Poverty Simulation Reveals New Ways to Support Students

Play money, transportation passes and checks.On Aug. 30, the entire MCS faculty and staff participated in a poverty simulation. Administrators at MCS organized the activity to help illustrate how poverty can create a barrier to learning and what steps may be taken to support students.

During the two-hour session, teachers and staff were divided into family groups. Each family was given an income based on full or part-time work and other support, and each family group had a set of monthly expenses. Each group had to try to stay financially solvent through the end of the month. The role-playing included stations that represented aspects of a community, including:Adults stand in line at table.

  • Community healthcare agency 
  • Homeless Shelter/Interfaith Services 
  • Mortgage and realty 
  • Pawnshop 
  • Payday advance 
  • Police Department/Jail/Juvenile Detention Hall 
  • School 
  • Social Services 
  • Utility Company 

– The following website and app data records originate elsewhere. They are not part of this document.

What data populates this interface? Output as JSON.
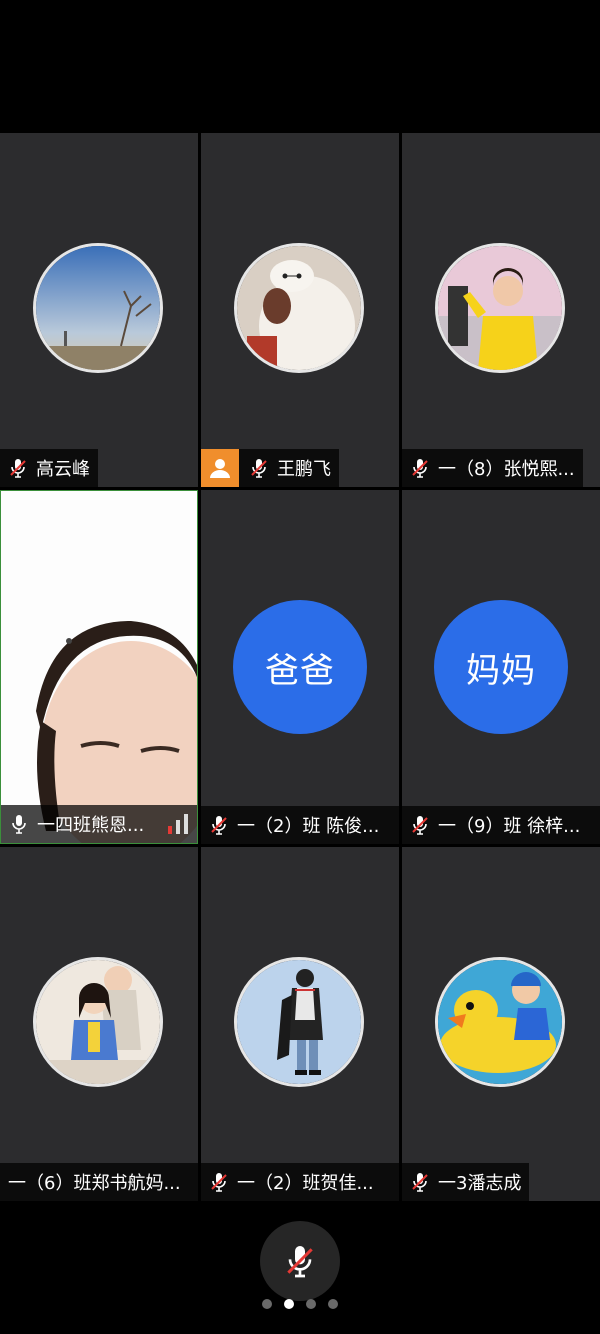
{
  "participants": [
    {
      "name": "高云峰",
      "muted": true,
      "host": false
    },
    {
      "name": "王鹏飞",
      "muted": true,
      "host": true
    },
    {
      "name": "一（8）张悦熙...",
      "muted": true,
      "host": false
    },
    {
      "name": "一四班熊恩...",
      "muted": false,
      "host": false
    },
    {
      "name": "一（2）班 陈俊...",
      "muted": true,
      "host": false,
      "initials": "爸爸"
    },
    {
      "name": "一（9）班  徐梓...",
      "muted": true,
      "host": false,
      "initials": "妈妈"
    },
    {
      "name": "一（6）班郑书航妈...",
      "muted": false,
      "host": false
    },
    {
      "name": "一（2）班贺佳...",
      "muted": true,
      "host": false
    },
    {
      "name": "一3潘志成",
      "muted": true,
      "host": false
    }
  ],
  "pager": {
    "pages": 4,
    "current": 2
  },
  "colors": {
    "tile_bg": "#2c2c2e",
    "avatar_blue": "#2b6de8",
    "host_orange": "#f08e2c",
    "mute_red": "#e53935"
  }
}
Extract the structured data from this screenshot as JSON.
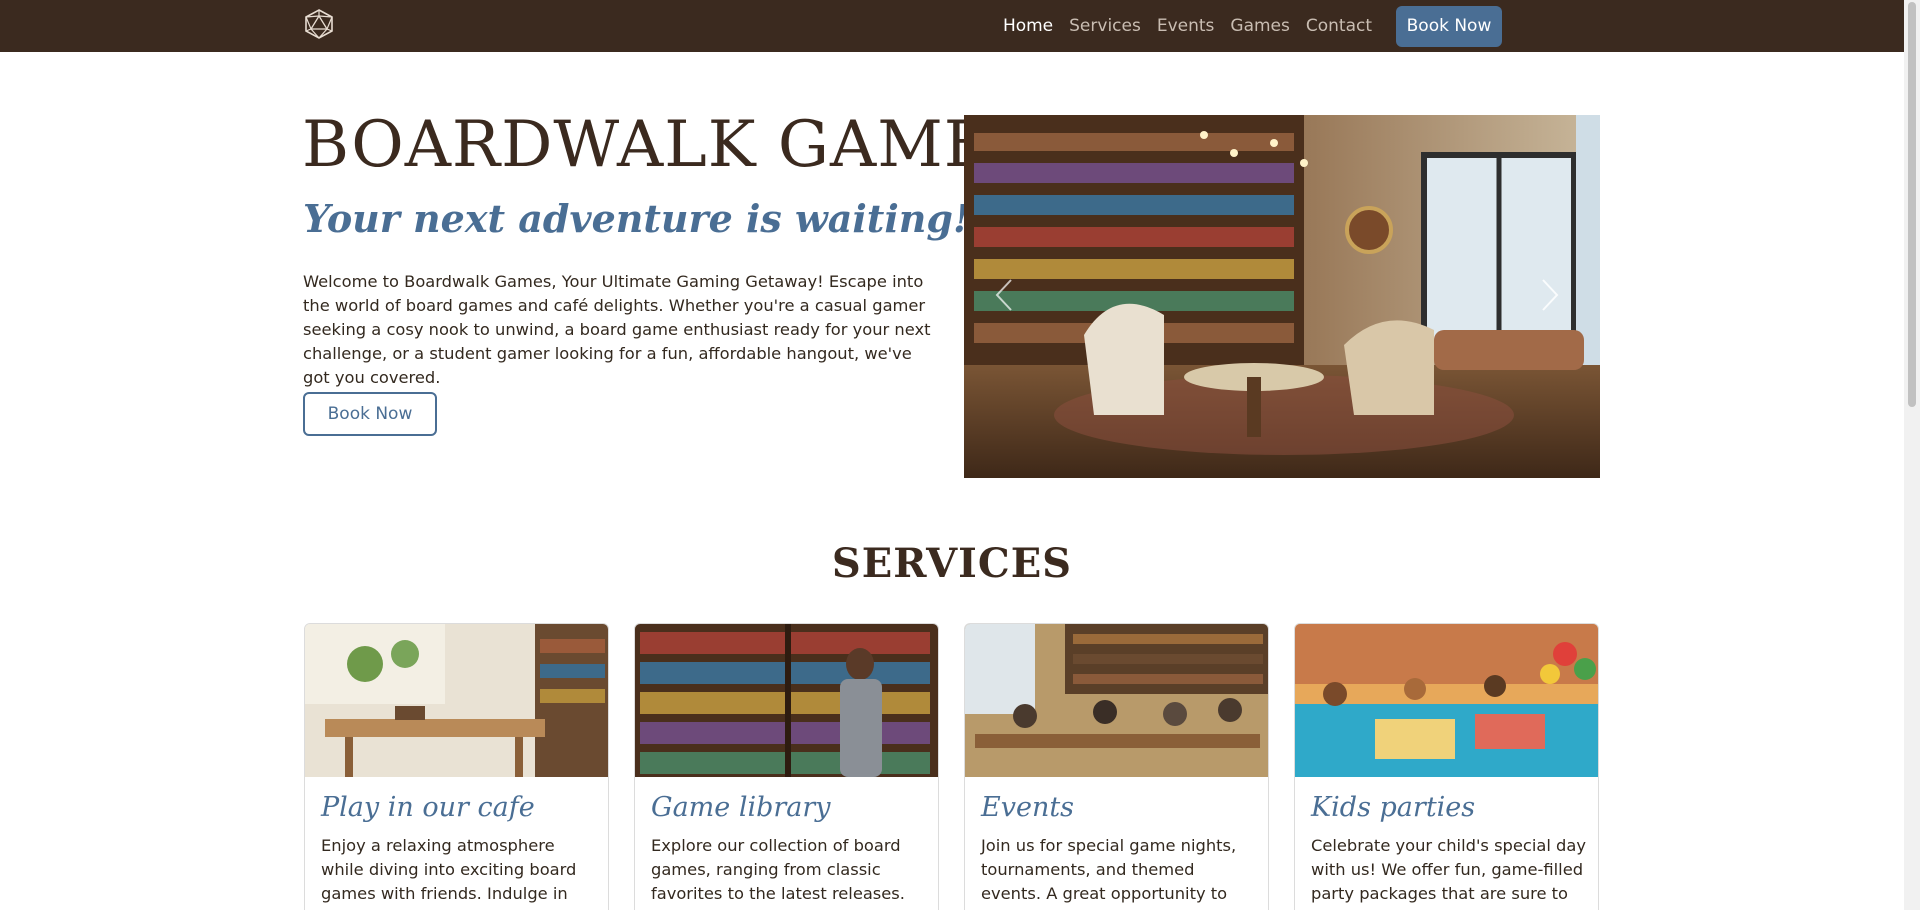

Group of four adults participates in poverty simmulation using play money and transportation vouchers.The exercise comes as many MCS households are struggling with poverty. Over 50% of MCS households are currently eligible for and receiving financial assistance.

Woman with microphone stands behind adults at table.Dr. Valerie Lovelace, executive director of the Greater Capital Region Teacher Center, led the poverty simulation. She says it can be an eye-opening experience.

“For most of the people who participate in the simulation, they will forever see things differently when they go to the grocery store,” said Lovelace. “Learning about students living in poverty is a never-ending need; situations are always changing.”

While the simulation lasted only a few hours, it resulted in MCS faculty and staff contemplating new ways of doing things. One teacher remarked that the simulation’s emphasis on the role transportation plays in students’ lives will have her looking for new ways to ensure more students can participate in extracurricular sports. Another observation centered on the difficulties some households will experience when they receive a request for extra funds for field trips.Two adults present papers at a table during poverty simulation.

Superintendent Mark Place says the poverty simulation will lead to action throughout the school district.

“We never want poverty to be a barrier to education,” Place said. This simulation demonstrates how even small changes in how we do things will profoundly impact our students.”

Even before the poverty simulation, MCS began working to eliminate the barriers to learning that can present for low-income households. During the 2023-24 school year:

  • All students will receive free breakfast and lunch. In addition, any student participating in the Advantage After-School Program will be provided with a nutritional snack each day.
  • The district is providing school supplies for our Pre-K through grade 6 students.
  • After-school transportation is available. Beginning Sept. 11, a late bus will run each day with pick up at 4:55 p.m. at the Jr./Sr. building and 5 p.m. at the elementary building. Students must be registered in advance.

MCS continues to provide additional support to our students through the Community Closet and with the help of the Joshua Project. The Community Closet is available to students needing essential supplies such as soap, pencils and gloves. The Backpack Program, supported by the Joshua Project, provides staple food items that students can take home each weekend to ensure they are not hungry when they are away from school.  If you would like to partner with MCS in supporting our students through the backpack program or Community Closet, contact Social Worker Sierra Diamond,

More information about the poverty simulation is available here.